• Specialists in Gastric Banding and Sleeve Gastrectomy,Find out more about this and other surgical weight loss procedures available at our practice

    Specialists in Gastric Banding and Sleeve Gastrectomy

    Find out more about this and other surgical weight loss procedures available at our practice

    click here for more information

  • The Best Patient Outcomes,Combining experience and the latest, minimally invasive surgical procedures for better patient outcomes.

    The Best Patient Outcomes

    Combining experience and the latest, minimally invasive surgical procedures for better patient outcomes.

    click here for more information

About your Surgery

Working with your Doctor
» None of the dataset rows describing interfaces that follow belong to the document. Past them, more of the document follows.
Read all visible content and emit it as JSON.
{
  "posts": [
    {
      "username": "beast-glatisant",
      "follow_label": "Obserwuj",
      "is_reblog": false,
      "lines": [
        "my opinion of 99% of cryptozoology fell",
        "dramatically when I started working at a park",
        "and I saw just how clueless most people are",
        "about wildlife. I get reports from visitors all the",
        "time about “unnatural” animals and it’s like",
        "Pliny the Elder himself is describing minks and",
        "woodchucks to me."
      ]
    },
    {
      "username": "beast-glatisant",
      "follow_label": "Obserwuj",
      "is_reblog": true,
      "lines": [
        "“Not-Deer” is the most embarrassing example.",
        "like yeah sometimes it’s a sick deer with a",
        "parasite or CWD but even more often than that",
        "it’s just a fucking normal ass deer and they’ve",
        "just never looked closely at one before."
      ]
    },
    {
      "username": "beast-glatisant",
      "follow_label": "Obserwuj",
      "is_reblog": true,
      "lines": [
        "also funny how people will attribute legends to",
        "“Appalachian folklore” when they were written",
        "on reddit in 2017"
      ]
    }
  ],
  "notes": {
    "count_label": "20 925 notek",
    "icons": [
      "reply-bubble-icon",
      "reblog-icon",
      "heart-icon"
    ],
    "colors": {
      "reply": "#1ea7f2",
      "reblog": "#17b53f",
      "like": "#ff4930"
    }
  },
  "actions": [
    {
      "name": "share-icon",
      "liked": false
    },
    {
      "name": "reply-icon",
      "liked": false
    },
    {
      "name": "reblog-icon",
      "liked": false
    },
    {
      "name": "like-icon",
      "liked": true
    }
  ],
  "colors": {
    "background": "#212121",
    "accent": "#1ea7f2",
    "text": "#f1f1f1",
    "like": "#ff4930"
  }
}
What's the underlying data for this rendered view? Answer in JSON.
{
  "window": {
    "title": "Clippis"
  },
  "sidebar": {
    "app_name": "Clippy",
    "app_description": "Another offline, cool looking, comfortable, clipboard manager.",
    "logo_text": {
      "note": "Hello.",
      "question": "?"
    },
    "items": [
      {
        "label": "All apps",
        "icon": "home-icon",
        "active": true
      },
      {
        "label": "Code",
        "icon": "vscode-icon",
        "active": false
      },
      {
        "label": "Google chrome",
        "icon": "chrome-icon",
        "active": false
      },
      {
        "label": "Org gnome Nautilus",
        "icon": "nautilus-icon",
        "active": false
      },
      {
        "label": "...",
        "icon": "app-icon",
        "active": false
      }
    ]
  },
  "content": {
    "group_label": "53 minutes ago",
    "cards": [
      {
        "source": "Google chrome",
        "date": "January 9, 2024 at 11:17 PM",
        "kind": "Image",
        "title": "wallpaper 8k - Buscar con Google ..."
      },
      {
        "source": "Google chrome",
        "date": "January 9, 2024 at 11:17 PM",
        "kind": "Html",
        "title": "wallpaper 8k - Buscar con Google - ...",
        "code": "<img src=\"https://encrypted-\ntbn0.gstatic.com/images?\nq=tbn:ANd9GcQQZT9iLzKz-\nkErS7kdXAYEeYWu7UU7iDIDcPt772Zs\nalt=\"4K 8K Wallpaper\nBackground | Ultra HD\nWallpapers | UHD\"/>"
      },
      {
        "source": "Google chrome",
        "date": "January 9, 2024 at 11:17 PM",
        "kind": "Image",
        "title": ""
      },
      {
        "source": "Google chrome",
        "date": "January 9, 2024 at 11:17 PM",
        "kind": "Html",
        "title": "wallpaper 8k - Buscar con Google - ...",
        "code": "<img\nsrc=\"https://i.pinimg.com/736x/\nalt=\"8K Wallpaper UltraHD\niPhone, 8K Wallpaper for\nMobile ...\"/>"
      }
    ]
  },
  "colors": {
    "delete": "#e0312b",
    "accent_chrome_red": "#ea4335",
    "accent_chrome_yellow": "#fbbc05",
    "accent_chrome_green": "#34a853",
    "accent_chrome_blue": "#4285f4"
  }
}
Before surgery, Dr. Watson will give you a complete physical examination to make sure you don't have any conditions that could interfere with the surgery or its outcome. Routine tests, such as blood tests and X-rays, are usually performed a week before the surgery.

Discuss any medications you are taking with Dr. Watson and your family physician to see which ones you should stop taking before surgery. Discuss with Dr. Watson, options for preparing for potential blood replacement, including donating your own blood, medical interventions and other treatments, prior to surgery.

If you are overweight, losing weight before surgery will help decrease the stress you place on your new joint. However, you should not diet during the month before your surgery. If you are taking aspirin or anti-inflammatory medications, you will need to stop taking them one week before surgery to minimize bleeding. If you smoke, you should stop or cut down to reduce your surgery risks and improve your recovery.

Have any tooth, gum, bladder or bowel problems treated before surgery to reduce the risk of infection later. Eat a well-balanced diet, supplemented by a daily multivitamin with iron.

Report any infections to Dr. Watson. Surgery cannot be performed until all infections have cleared up.

Home Planning

Arrange for someone to help out with everyday tasks like cooking, shopping and laundry. Put items that you use often within easy reach before surgery so you won't have to reach and bend as often.

Remove all loose carpets and tape down electrical cords to avoid falls. Make sure you have a stable chair with a firm seat cushion, a firm back and two arms.

Preparing for Procedure

If you are having Day Surgery, remember the following:

Have someone available to take you home, you will not be able to drive for at least 24 hours. Do Not drink or eat anything in the car on the trip home. The combination of anaesthesia, food, and car motion can quite often cause nausea or vomiting. After arriving home, wait until you are hungry before trying to eat. Begin with a light meal and try to avoid greasy food for the first 24 hours.

If you had surgery on an extremity (arm, hand, leg, knee, foot), keep that extremity elevated and use ice as directed. This will help decrease swelling and pain.

Take your pain medicine as directed. Begin the pain medicine as you start getting uncomfortable, but before you are in severe pain. If you wait to take your pain medication until the pain is severe, you will have more difficulty controlling the pain.